Strathclyde Police has switched its fleet of 30 divisional unit beat four-wheel drive vehicles to Toyota RAV4s. The force took the first of nine diesel-powered five-doors in 2003, with more to follow as its previous Land Rover 90 and Freelanders come up for replacement over the coming years.
The move follows an evaluation in which police drivers were given four makes of 4x4 and asked to report on which was best suited for their purposes. Strathclyde Police covers not only the city of Glasgow but also an extensive and often rugged rural hinterland, so flexibility and reliability are vital considerations for any beat car.
Drivers reported that the RAV4 had good all-round capabilities. It had a powerful, willing engine, handled well with good manoeuvrability, and was enjoyable to drive. It offered enough room for four people, had good equipment levels and visibility and readily accessible controls. "The drivers also returned fuel consumption of 38mpg over the period of the evaluation, which I think is very good," said Fleet Manager Ron Dickson. "They scored all four vehicles on a whole range of points – the lowest received 35 per cent and the RAV4 was the highest with 61 per cent."
The RAV4s, which are purchased outright by the police, are finished in Strathclyde regional livery and equipped with standard ‘blues and twos’ for patrol work by its internal commissioning team. The vehicles are expected to cover up to 120,000 miles over three or four-year cycles.
In 2002 Toyota Fleet launched its Bluelight Blueprint initiative, designed to tailor its vehicles for the specific needs of different branches of Britain's emergency services. The programme is designed to help such services meet strict Home Office guidelines within a highly competitive pricing structure and best-in-class cost of ownership on featured models.

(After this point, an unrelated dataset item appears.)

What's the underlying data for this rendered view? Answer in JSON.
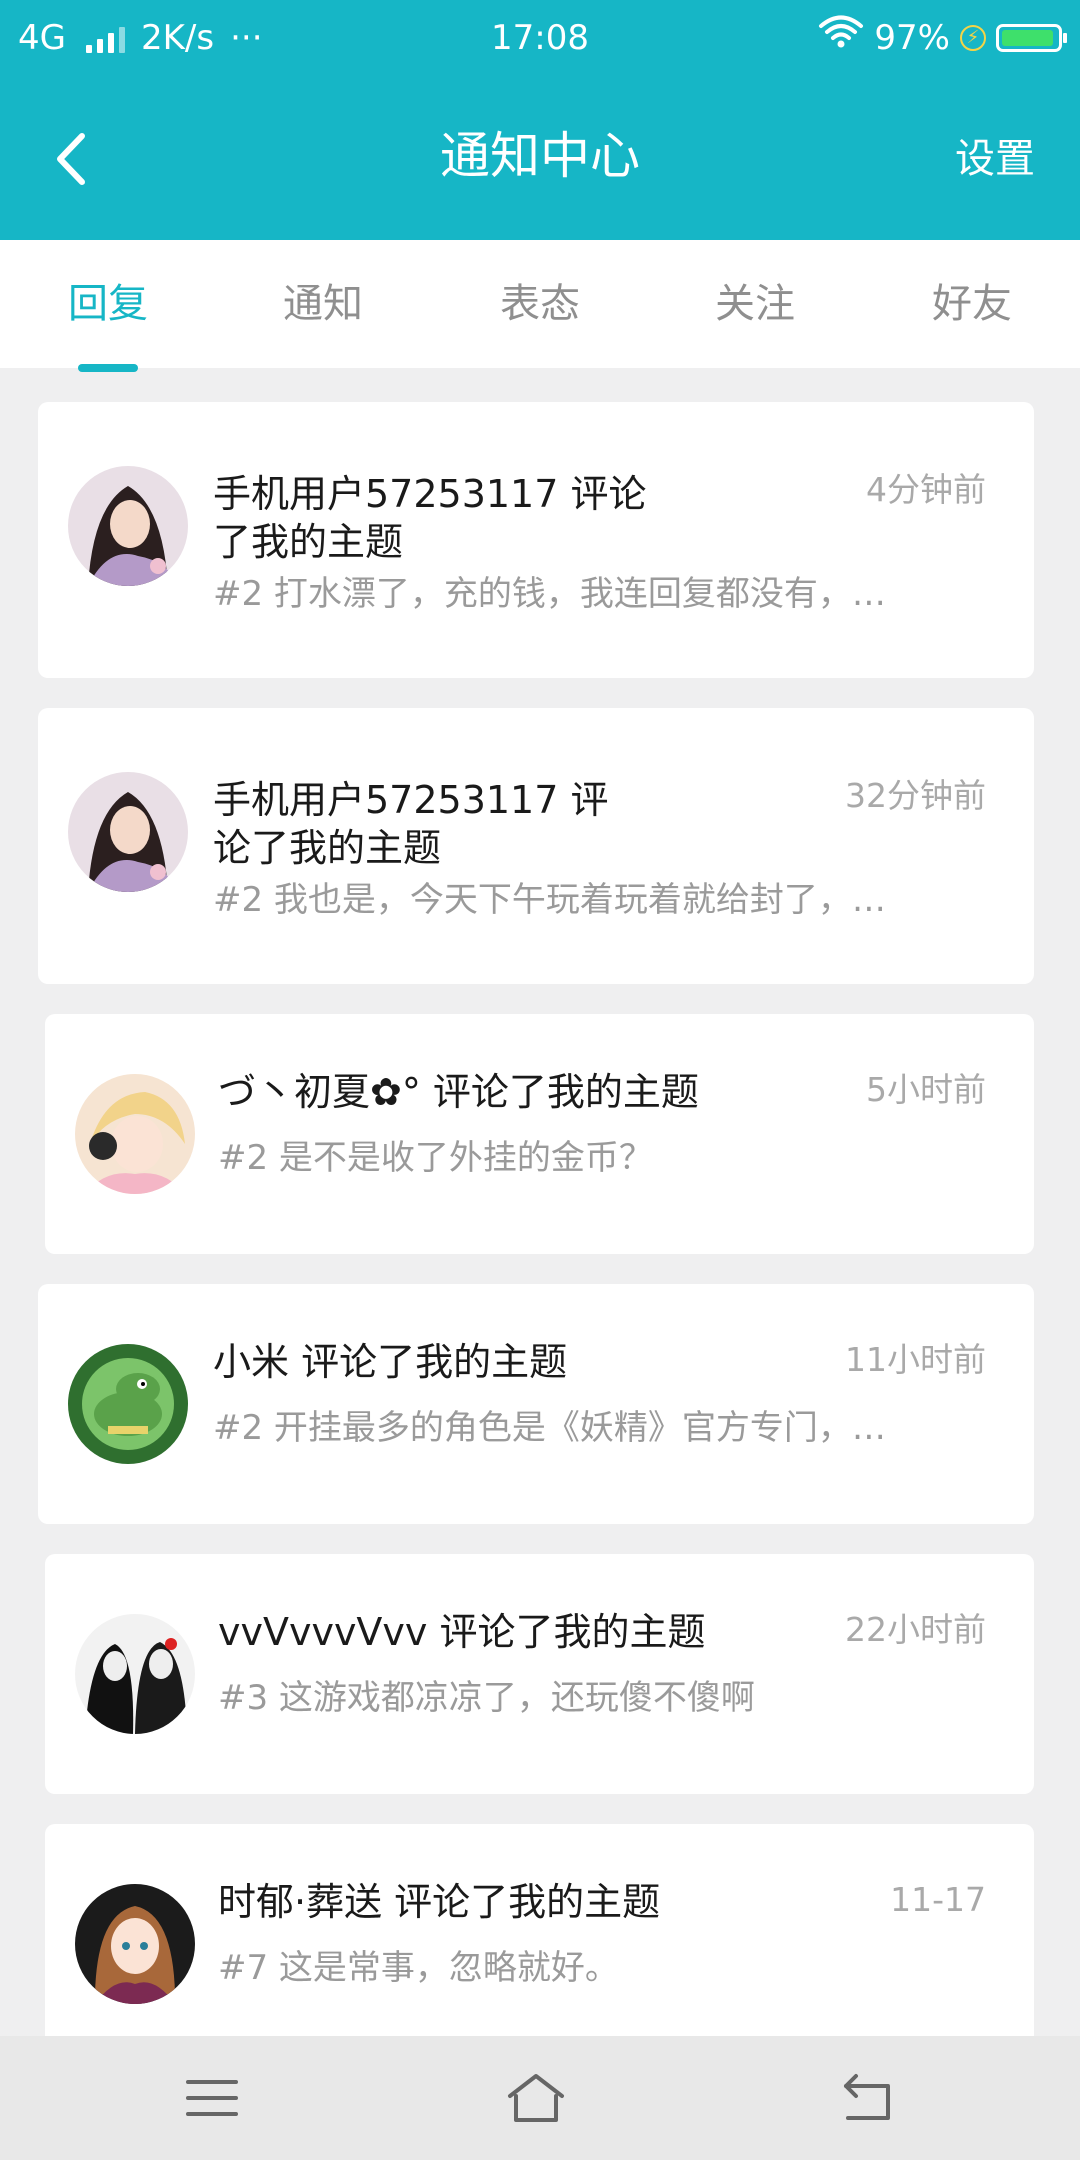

The RAV4, which has been used as a rapid-response vehicle by Derbyshire Police for some years, is one of the models highlighted by the programme.
"We are very pleased that Strathclyde Police has shown its confidence in the RAV4 following its successful initial evaluation," says Toyota Fleet's General Manager Jon Pollock. "These vehicles will have a tough job to do but we feel sure that they will live up to expectations."Published 8 January 2004